Or how about swapping Ariza with Mikal Bridges in that starting lineup? Bridges with Canaan-Booker-Anderson-Ayton was an incredible +100 net rating in three minutes one game.

Also, Canaan-Booker-Anderson with Bridges-Ayton (instead of Ariza-Ayton) got a +83 in three minutes one game.

Those 2-3 minute stretches in one game is the smallest of small sample sizes. But at least that’s a place to start, right?

So far it tells us that no 5-man combination featuring fewer than 3 of the regular starting lineup has played well together in the second quarter for more than a minute at a time.

Can Kokoskov narrow down his lineup changes?

I hope so. 31 combinations in 72 second-quarter minutes is a LOT.

But none of them are playing well together. When the lineup is more backups than starters, they have played poorly, and he can’t be playing a majority of his starters ALL the time together.

Heck even the starting lineup is precarious, as you know. Canaan and Booker are injured and might not even play much this week.

Ryan Anderson is an anomaly — playing poorly but having a good net rating because he most often only plays with a majority of the starters. He can’t be expected to keep this up all season. He either needs to get better, or his net rating will finally start reflecting his real output.

Ariza has been awful outside the starting lineup combinations too. He can’t prop up the bench.

Good luck finding positive combinations, Igor.

Neither Crawford (good lord he’s been bad) nor Elie Okobo, outside the second half of Sunday when the game was no longer even in question, have been any good at point guard in the first half of games.

Tyson Chandler and Richaun Holmes have been terrible at backup center, especially in the first half when the game is still in the balance.

At forward, T.J. Warren, despite his good three-point shooting, hasn’t been able to prop up any bench units. Neither has Josh Jackson. In fact, they’ve dragged them down.

What options does Igor really have?

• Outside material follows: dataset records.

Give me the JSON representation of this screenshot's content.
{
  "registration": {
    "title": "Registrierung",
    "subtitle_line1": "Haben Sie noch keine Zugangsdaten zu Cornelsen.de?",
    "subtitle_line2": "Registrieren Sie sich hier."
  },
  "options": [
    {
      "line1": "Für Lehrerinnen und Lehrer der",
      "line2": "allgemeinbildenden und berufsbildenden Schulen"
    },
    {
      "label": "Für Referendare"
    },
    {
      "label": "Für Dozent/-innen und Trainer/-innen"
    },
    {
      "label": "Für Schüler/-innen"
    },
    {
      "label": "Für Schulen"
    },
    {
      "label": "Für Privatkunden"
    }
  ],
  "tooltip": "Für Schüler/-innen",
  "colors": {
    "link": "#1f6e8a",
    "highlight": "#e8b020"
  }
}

Mikal Bridges has been the only non-starter who’s been effective in most lineups, even bench ones. And even in first halves. So you might see more of Bridges as every game goes on. But if you put him with all bench guys, he’s been a disaster too.

We don’t know what will work once more than two of the starters need a rest. But I just wanted to point out what HAS NOT been working so far.